Putin's Conundrum: The Baltic Region, Unconventional Threats and a Rising Russia by Douglas Mastriano, Foreign Policy Research Institute
The provocative Russian actions in the Baltic Sea against the USS Donald Cook last week suggest that Moscow is implementing a more aggressive approach towards NATO and the United States in particular. Yet, this should not be a surprise, as the 2015 Russian National Security Strategy describes NATO as a threat. The antagonistic flyovers of the USS Donald Cook are not the first example of irresponsible Russian behavior. There has been a steady increase of Russian violations of Latvian, Estonian and Lithuanian sovereign territory in the air and at the sea over the past year.
These conventional Russian challenges in the air and at sea, however, are the least of our concerns. There is a more troubling development coming from the Kremlin—the willingness to use hybrid and unconventional methods to accomplish its national strategy. The so-called "little green men" who appeared in Crimea in 2014—soldiers without national affiliation on their uniforms, who seized key places in the peninsula—are the most well-known example of this tactic. These soldiers wrested complete military control of the territory within a week. Within a month, Vladimir Putin announced the annexation of Crimea. Only then did he acknowledge that the "little green men" were his.

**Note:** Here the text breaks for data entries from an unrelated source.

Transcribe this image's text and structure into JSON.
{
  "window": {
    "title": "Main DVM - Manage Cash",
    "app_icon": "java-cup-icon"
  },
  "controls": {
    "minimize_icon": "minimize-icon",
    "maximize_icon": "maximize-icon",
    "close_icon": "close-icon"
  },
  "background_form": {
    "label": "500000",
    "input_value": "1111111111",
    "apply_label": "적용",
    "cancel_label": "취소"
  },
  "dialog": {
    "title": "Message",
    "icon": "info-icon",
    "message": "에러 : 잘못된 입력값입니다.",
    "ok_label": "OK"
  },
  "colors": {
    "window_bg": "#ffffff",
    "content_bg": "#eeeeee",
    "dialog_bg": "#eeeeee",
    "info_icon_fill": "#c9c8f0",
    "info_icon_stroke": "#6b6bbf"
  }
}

The purpose of this ruse was to obscure outsiders’ understanding of what was taking place, and thereby prevent the United States, NATO, or the EU from taking decisive action against Moscow…